# Supplied records:
- - - - -
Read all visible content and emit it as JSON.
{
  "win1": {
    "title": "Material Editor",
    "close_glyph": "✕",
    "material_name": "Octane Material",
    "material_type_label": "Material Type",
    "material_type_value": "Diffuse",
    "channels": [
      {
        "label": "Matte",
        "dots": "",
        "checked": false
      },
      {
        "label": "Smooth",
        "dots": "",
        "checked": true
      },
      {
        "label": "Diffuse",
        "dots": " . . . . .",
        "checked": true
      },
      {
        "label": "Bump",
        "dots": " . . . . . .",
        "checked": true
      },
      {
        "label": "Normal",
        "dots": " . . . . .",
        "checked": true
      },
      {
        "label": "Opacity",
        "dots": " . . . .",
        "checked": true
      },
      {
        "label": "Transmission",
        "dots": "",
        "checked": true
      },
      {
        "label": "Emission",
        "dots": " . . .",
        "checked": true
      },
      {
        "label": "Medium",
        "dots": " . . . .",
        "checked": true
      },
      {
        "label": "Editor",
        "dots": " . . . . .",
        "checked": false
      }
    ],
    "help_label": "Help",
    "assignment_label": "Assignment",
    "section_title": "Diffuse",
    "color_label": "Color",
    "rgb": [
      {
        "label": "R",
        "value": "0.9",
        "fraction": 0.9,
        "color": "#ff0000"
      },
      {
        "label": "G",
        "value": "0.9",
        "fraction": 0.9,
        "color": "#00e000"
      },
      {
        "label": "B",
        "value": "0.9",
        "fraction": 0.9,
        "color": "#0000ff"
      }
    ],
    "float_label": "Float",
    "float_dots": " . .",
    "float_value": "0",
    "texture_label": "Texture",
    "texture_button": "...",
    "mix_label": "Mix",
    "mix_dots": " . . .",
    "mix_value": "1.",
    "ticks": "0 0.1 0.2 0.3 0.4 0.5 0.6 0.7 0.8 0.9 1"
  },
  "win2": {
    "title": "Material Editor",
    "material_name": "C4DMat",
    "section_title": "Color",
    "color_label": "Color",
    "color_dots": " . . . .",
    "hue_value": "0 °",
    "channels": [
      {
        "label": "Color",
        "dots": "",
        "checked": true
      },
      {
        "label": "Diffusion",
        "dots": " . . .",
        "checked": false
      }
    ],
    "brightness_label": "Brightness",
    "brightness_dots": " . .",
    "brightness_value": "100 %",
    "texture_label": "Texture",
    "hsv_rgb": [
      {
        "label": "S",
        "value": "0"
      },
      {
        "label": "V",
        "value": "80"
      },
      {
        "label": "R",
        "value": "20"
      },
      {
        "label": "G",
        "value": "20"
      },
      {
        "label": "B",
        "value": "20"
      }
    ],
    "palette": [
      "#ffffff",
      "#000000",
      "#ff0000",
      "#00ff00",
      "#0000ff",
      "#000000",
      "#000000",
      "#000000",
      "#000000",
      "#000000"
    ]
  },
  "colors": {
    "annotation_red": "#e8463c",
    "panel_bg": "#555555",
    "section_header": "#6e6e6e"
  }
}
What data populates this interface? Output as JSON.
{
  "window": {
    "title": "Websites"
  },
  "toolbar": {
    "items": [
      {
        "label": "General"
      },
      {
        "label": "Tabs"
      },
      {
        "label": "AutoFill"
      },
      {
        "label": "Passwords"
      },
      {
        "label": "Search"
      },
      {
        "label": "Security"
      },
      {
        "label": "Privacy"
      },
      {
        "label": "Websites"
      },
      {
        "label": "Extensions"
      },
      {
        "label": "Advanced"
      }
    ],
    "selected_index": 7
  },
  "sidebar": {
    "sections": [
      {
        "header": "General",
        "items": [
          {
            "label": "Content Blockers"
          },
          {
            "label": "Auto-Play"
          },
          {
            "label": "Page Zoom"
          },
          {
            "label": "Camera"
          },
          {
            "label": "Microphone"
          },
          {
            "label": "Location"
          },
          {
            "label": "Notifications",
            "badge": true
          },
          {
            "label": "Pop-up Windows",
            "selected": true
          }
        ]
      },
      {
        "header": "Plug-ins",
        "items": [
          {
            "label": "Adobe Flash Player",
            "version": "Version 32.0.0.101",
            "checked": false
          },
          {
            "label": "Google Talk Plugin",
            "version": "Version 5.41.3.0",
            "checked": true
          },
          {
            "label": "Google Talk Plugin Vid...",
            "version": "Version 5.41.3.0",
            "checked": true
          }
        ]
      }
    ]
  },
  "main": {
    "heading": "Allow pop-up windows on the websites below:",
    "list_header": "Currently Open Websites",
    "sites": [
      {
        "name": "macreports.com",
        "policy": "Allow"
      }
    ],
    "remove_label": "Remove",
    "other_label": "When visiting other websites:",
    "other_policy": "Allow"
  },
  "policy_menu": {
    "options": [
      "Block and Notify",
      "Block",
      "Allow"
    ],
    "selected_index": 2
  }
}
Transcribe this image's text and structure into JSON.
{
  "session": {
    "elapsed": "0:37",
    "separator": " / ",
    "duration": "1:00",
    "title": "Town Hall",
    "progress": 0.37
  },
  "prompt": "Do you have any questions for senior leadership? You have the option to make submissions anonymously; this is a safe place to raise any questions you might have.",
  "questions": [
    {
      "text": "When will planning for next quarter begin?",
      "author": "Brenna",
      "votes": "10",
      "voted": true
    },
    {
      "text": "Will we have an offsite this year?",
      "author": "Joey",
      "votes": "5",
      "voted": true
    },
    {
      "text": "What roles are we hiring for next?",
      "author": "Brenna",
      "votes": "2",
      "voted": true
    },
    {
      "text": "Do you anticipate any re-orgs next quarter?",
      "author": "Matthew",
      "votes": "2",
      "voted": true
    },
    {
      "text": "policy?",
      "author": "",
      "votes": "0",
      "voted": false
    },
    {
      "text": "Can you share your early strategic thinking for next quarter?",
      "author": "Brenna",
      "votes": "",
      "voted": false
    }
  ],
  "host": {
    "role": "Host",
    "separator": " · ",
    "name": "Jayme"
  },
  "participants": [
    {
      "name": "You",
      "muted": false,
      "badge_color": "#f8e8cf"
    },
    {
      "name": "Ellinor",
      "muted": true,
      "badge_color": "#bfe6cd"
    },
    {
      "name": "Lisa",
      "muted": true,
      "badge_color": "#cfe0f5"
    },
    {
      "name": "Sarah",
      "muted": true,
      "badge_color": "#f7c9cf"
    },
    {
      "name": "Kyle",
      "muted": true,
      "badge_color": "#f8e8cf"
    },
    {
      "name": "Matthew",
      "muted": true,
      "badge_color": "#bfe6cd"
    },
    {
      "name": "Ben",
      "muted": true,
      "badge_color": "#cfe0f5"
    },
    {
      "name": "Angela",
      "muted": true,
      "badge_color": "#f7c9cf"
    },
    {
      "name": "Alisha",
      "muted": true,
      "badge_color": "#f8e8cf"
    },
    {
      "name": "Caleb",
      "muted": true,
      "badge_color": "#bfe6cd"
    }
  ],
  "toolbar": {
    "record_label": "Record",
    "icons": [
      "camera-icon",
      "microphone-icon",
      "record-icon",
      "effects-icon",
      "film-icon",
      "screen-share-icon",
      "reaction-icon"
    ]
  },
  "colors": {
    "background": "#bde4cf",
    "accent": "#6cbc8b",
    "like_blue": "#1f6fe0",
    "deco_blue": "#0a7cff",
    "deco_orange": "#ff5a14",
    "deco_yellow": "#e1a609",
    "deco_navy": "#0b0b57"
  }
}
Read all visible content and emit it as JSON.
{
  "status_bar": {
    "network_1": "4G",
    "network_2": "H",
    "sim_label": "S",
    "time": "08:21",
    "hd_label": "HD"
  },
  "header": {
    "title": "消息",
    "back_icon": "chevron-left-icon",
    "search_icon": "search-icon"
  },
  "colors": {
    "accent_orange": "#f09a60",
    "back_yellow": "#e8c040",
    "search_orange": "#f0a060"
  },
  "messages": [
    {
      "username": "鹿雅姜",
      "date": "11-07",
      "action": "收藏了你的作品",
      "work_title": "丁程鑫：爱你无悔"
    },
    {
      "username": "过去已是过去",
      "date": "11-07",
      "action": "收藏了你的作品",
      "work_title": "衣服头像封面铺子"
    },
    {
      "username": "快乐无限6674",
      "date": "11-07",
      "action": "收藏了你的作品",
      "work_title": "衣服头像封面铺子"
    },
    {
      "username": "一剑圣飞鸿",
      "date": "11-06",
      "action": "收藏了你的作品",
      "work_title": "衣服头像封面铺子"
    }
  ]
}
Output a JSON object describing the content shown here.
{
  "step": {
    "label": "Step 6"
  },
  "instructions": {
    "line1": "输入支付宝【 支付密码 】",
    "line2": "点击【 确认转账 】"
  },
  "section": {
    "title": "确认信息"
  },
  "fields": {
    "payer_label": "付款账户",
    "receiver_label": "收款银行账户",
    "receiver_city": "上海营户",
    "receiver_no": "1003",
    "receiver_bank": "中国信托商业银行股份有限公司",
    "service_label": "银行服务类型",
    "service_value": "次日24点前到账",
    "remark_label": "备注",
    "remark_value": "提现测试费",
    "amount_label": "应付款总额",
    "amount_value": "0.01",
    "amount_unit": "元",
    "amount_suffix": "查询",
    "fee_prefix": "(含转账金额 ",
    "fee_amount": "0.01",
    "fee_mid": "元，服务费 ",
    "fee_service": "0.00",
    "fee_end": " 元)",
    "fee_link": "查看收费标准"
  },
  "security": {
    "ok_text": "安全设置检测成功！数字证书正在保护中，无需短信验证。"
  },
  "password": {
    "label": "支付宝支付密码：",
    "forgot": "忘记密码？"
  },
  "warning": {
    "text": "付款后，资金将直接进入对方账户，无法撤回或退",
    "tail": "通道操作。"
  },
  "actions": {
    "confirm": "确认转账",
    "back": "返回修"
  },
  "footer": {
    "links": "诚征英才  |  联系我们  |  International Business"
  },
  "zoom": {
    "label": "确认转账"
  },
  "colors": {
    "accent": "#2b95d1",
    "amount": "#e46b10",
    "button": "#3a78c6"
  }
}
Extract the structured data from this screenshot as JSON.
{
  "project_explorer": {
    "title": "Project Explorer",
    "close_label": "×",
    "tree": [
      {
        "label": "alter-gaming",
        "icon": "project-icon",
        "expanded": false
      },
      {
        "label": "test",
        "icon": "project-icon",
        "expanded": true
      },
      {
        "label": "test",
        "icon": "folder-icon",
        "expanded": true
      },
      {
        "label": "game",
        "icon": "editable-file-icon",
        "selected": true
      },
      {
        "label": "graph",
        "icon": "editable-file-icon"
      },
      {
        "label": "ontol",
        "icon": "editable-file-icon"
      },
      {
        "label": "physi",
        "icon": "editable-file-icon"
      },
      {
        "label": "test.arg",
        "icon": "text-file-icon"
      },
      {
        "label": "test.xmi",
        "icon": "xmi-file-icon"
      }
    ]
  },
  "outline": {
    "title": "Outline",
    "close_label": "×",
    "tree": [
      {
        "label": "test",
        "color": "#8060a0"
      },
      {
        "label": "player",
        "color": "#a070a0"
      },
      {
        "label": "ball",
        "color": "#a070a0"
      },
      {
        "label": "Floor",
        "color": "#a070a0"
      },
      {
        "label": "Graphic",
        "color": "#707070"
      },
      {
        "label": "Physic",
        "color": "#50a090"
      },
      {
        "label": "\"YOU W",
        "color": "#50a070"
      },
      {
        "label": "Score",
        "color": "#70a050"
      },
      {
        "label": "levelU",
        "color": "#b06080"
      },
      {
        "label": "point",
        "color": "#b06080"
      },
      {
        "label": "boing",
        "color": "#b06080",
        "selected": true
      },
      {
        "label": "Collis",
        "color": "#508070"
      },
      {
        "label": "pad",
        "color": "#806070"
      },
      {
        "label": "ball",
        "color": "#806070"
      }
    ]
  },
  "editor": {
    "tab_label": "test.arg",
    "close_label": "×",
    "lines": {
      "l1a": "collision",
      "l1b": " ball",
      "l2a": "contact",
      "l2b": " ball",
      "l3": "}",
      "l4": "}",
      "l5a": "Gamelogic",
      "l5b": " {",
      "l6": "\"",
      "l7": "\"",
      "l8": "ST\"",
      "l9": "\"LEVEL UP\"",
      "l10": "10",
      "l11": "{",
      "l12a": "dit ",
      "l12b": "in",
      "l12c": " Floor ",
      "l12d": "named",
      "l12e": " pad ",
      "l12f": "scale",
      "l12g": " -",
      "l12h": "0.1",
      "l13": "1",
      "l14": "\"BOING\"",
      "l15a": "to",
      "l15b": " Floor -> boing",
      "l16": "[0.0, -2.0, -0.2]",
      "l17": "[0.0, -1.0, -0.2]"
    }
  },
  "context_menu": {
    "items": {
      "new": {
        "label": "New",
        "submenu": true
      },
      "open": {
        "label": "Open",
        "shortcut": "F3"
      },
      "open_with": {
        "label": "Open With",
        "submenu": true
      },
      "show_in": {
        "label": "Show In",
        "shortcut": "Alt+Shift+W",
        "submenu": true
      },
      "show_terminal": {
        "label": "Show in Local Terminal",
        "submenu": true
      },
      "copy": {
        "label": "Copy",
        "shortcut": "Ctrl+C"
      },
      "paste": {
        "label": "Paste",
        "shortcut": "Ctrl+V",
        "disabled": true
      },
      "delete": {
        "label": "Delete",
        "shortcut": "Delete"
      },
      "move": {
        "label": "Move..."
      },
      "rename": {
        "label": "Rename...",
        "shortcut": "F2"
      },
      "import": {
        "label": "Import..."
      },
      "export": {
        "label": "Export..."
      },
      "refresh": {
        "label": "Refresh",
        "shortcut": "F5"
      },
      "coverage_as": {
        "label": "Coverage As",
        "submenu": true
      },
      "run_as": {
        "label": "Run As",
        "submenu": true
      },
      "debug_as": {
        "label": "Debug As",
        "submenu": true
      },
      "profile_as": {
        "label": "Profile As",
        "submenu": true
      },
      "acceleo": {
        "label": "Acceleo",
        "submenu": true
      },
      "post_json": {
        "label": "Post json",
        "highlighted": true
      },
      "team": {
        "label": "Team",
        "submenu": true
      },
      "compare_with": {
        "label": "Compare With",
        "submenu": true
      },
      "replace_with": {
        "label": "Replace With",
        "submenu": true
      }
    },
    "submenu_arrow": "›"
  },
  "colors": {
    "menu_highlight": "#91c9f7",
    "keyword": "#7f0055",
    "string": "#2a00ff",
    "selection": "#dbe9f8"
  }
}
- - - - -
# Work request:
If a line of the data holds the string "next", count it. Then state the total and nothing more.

# Written response:
4